Canadian house price index drop will be worse than 2008 crash

The Teranet-National Bank National HPI is continuing lower and may have far further to fall

Canadian house price index drop will be worse than 2008 crash
Steve Randall

Canada’s house prices are continuing their downward journey and have a lot further to fall according to a leading index.

The latest Teranet-National Bank National Home Price Index (HPI) dropped 0.8% in October compared to the previous month and was down 3.1% year-over-year before seasonal adjustment.

While the slower pace of decrease is reflective of a stabilization of Canadian home sales, continued pressures of rate hikes and inflation is likely to mean a longer run of easing prices.

From its peak in May, the index has fallen 7.7% (not seasonally adjusted), a larger drop than the same period during 2008’s financial crisis. Over an 8-month period, the index was down more than 9%.

Assuming interest rates peak at 4% and the Bank of Canada then signals lower rates ahead, the team behind the HPI still believe “house prices should continue their contraction and exceed that experienced during the financial crisis of 2008.”

The report calls for a 15% decrease in the HPI by the end of 2023, driven by Ontario, BC, and the Maritimes, where prices have surged the most in recent years but have seen the sharpest decline in prices.

Prices rise in Alberta

In October, 9 of the 11 CMAs included in the index experienced contractions, while prices were up in Calgary (+1.8%) and Edmonton (+2.0%). The largest price declines were in Halifax (-4.7%), Hamilton (-2.8%) and Winnipeg (-2.4%). 
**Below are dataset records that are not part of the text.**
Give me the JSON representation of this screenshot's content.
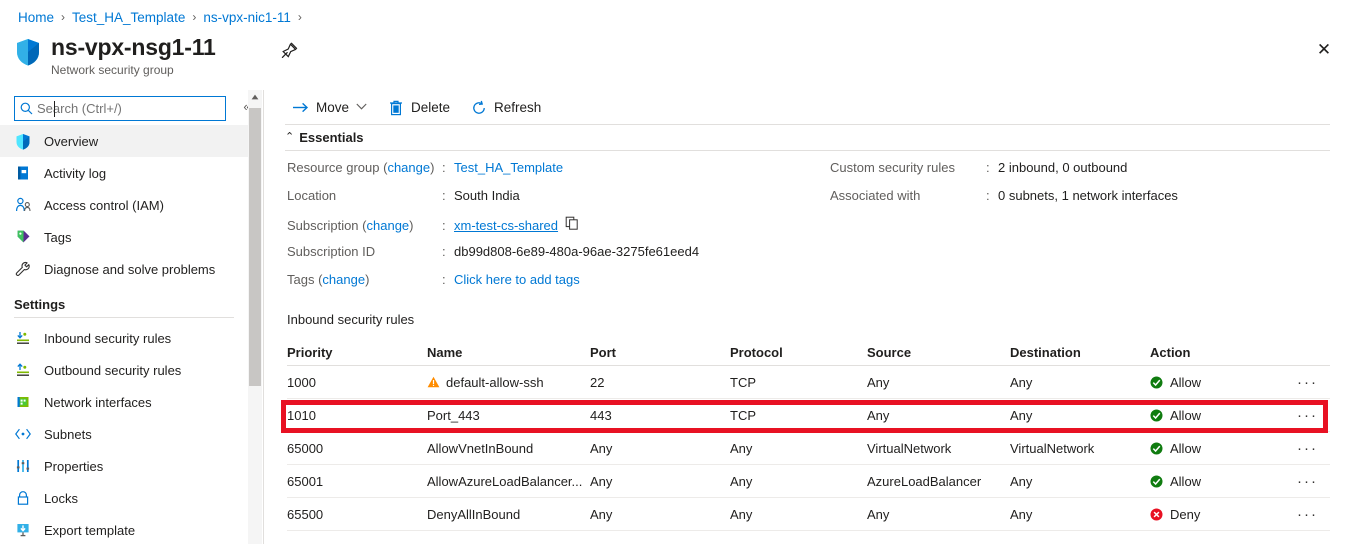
{
  "breadcrumb": {
    "items": [
      {
        "label": "Home"
      },
      {
        "label": "Test_HA_Template"
      },
      {
        "label": "ns-vpx-nic1-11"
      }
    ],
    "separator": "›"
  },
  "header": {
    "title": "ns-vpx-nsg1-11",
    "subtitle": "Network security group",
    "resource_icon": "shield-icon",
    "pin_icon": "pin-icon",
    "close_icon": "close-icon",
    "close_glyph": "✕"
  },
  "sidebar": {
    "search": {
      "value": "",
      "placeholder": "Search (Ctrl+/)",
      "icon": "search-icon"
    },
    "collapse": {
      "icon": "double-chevron-left-icon",
      "glyph": "«"
    },
    "scroll_up_glyph": "▲",
    "items": [
      {
        "label": "Overview",
        "icon": "shield-icon",
        "selected": true
      },
      {
        "label": "Activity log",
        "icon": "activity-log-icon",
        "selected": false
      },
      {
        "label": "Access control (IAM)",
        "icon": "people-icon",
        "selected": false
      },
      {
        "label": "Tags",
        "icon": "tag-icon",
        "selected": false
      },
      {
        "label": "Diagnose and solve problems",
        "icon": "wrench-icon",
        "selected": false
      }
    ],
    "group_label": "Settings",
    "settings_items": [
      {
        "label": "Inbound security rules",
        "icon": "inbound-rules-icon"
      },
      {
        "label": "Outbound security rules",
        "icon": "outbound-rules-icon"
      },
      {
        "label": "Network interfaces",
        "icon": "network-interface-icon"
      },
      {
        "label": "Subnets",
        "icon": "subnet-icon"
      },
      {
        "label": "Properties",
        "icon": "properties-icon"
      },
      {
        "label": "Locks",
        "icon": "lock-icon"
      },
      {
        "label": "Export template",
        "icon": "export-template-icon"
      }
    ]
  },
  "toolbar": {
    "move_label": "Move",
    "move_icon": "arrow-right-icon",
    "move_chevron": "∨",
    "delete_label": "Delete",
    "delete_icon": "trash-icon",
    "refresh_label": "Refresh",
    "refresh_icon": "refresh-icon"
  },
  "essentials": {
    "title": "Essentials",
    "caret": "⌃",
    "colon": ":",
    "left": [
      {
        "key": "Resource group",
        "key_link": "change",
        "value": "Test_HA_Template",
        "value_kind": "link"
      },
      {
        "key": "Location",
        "key_link": "",
        "value": "South India",
        "value_kind": "text"
      },
      {
        "key": "Subscription",
        "key_link": "change",
        "value": "xm-test-cs-shared",
        "value_kind": "link-underline",
        "copy_icon": "copy-icon"
      },
      {
        "key": "Subscription ID",
        "key_link": "",
        "value": "db99d808-6e89-480a-96ae-3275fe61eed4",
        "value_kind": "text"
      },
      {
        "key": "Tags",
        "key_link": "change",
        "value": "Click here to add tags",
        "value_kind": "link"
      }
    ],
    "right": [
      {
        "key": "Custom security rules",
        "value": "2 inbound, 0 outbound"
      },
      {
        "key": "Associated with",
        "value": "0 subnets, 1 network interfaces"
      }
    ]
  },
  "table": {
    "title": "Inbound security rules",
    "columns": [
      "Priority",
      "Name",
      "Port",
      "Protocol",
      "Source",
      "Destination",
      "Action"
    ],
    "more_glyph": "···",
    "rows": [
      {
        "priority": "1000",
        "name": "default-allow-ssh",
        "name_icon": "warning-icon",
        "port": "22",
        "protocol": "TCP",
        "source": "Any",
        "destination": "Any",
        "action": "Allow",
        "action_icon": "allow-check-icon",
        "highlighted": false
      },
      {
        "priority": "1010",
        "name": "Port_443",
        "name_icon": "",
        "port": "443",
        "protocol": "TCP",
        "source": "Any",
        "destination": "Any",
        "action": "Allow",
        "action_icon": "allow-check-icon",
        "highlighted": true
      },
      {
        "priority": "65000",
        "name": "AllowVnetInBound",
        "name_icon": "",
        "port": "Any",
        "protocol": "Any",
        "source": "VirtualNetwork",
        "destination": "VirtualNetwork",
        "action": "Allow",
        "action_icon": "allow-check-icon",
        "highlighted": false
      },
      {
        "priority": "65001",
        "name": "AllowAzureLoadBalancer...",
        "name_icon": "",
        "port": "Any",
        "protocol": "Any",
        "source": "AzureLoadBalancer",
        "destination": "Any",
        "action": "Allow",
        "action_icon": "allow-check-icon",
        "highlighted": false
      },
      {
        "priority": "65500",
        "name": "DenyAllInBound",
        "name_icon": "",
        "port": "Any",
        "protocol": "Any",
        "source": "Any",
        "destination": "Any",
        "action": "Deny",
        "action_icon": "deny-x-icon",
        "highlighted": false
      }
    ]
  },
  "annotation": {
    "color": "#e81123",
    "target": "row-1010-port-443"
  },
  "colors": {
    "accent": "#0078d4",
    "allow": "#107c10",
    "deny": "#e81123",
    "warning": "#ff8c00",
    "annotation": "#e81123",
    "text": "#201f1e",
    "muted": "#605e5c"
  }
}
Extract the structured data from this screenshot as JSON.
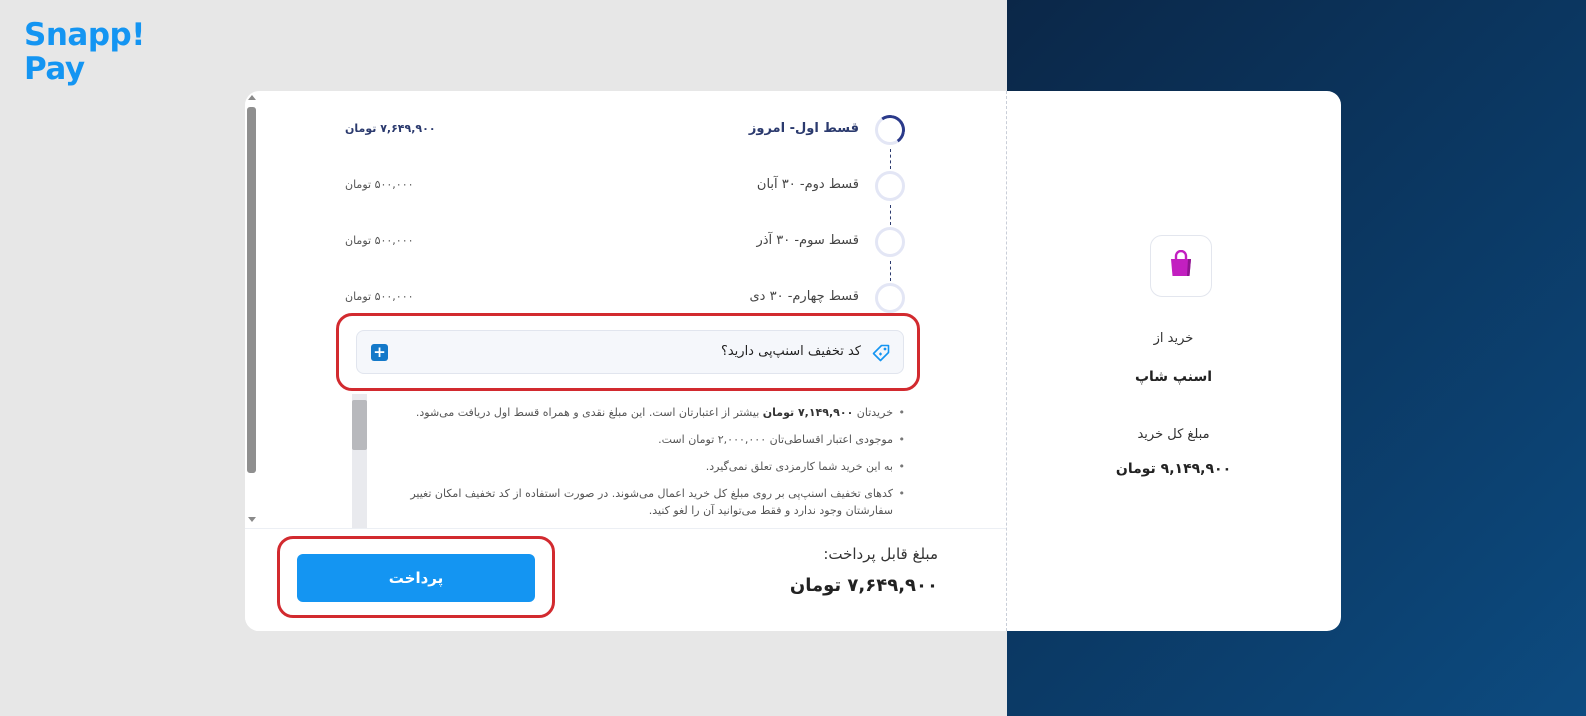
{
  "logo": {
    "line1": "Snapp!",
    "line2": "Pay"
  },
  "installments": [
    {
      "title": "قسط اول- امروز",
      "amount": "۷,۶۴۹,۹۰۰ تومان",
      "active": true
    },
    {
      "title": "قسط دوم- ۳۰ آبان",
      "amount": "۵۰۰,۰۰۰ تومان",
      "active": false
    },
    {
      "title": "قسط سوم- ۳۰ آذر",
      "amount": "۵۰۰,۰۰۰ تومان",
      "active": false
    },
    {
      "title": "قسط چهارم- ۳۰ دی",
      "amount": "۵۰۰,۰۰۰ تومان",
      "active": false
    }
  ],
  "discount": {
    "label": "کد تخفیف اسنپ‌پی دارید؟",
    "icon": "tag-icon",
    "add_icon": "plus-icon"
  },
  "notes": {
    "n1_pre": "خریدتان",
    "n1_bold": "۷,۱۴۹,۹۰۰ تومان",
    "n1_post": "بیشتر از اعتبارتان است. این مبلغ نقدی و همراه قسط اول دریافت می‌شود.",
    "n2": "موجودی اعتبار اقساطی‌تان ۲,۰۰۰,۰۰۰ تومان است.",
    "n3": "به این خرید شما کارمزدی تعلق نمی‌گیرد.",
    "n4": "کدهای تخفیف اسنپ‌پی بر روی مبلغ کل خرید اعمال می‌شوند. در صورت استفاده از کد تخفیف امکان تغییر سفارشتان وجود ندارد و فقط می‌توانید آن را لغو کنید."
  },
  "footer": {
    "payable_label": "مبلغ قابل پرداخت:",
    "payable_value": "۷,۶۴۹,۹۰۰ تومان",
    "pay_button": "پرداخت"
  },
  "summary": {
    "from_label": "خرید از",
    "shop_name": "اسنپ شاپ",
    "total_label": "مبلغ کل خرید",
    "total_value": "۹,۱۴۹,۹۰۰ تومان",
    "shop_icon": "shopping-bag-icon"
  },
  "colors": {
    "brand": "#1495f2",
    "highlight": "#d22a2f",
    "dark_bg": "#0b2748",
    "accent_text": "#2b3a6e",
    "bag": "#c21fc0"
  }
}
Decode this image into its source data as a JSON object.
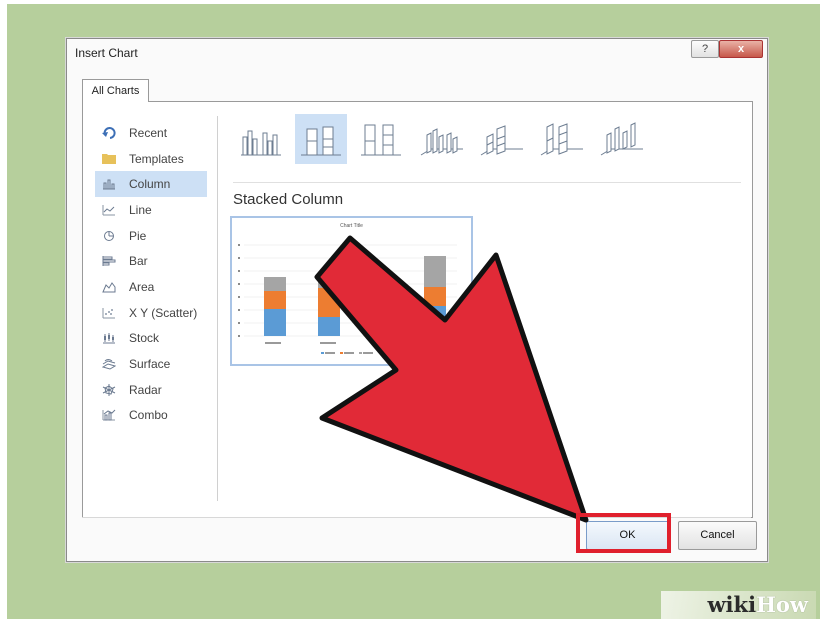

The HPI is based on a percentage increase or decrease from a base line set in June 2005.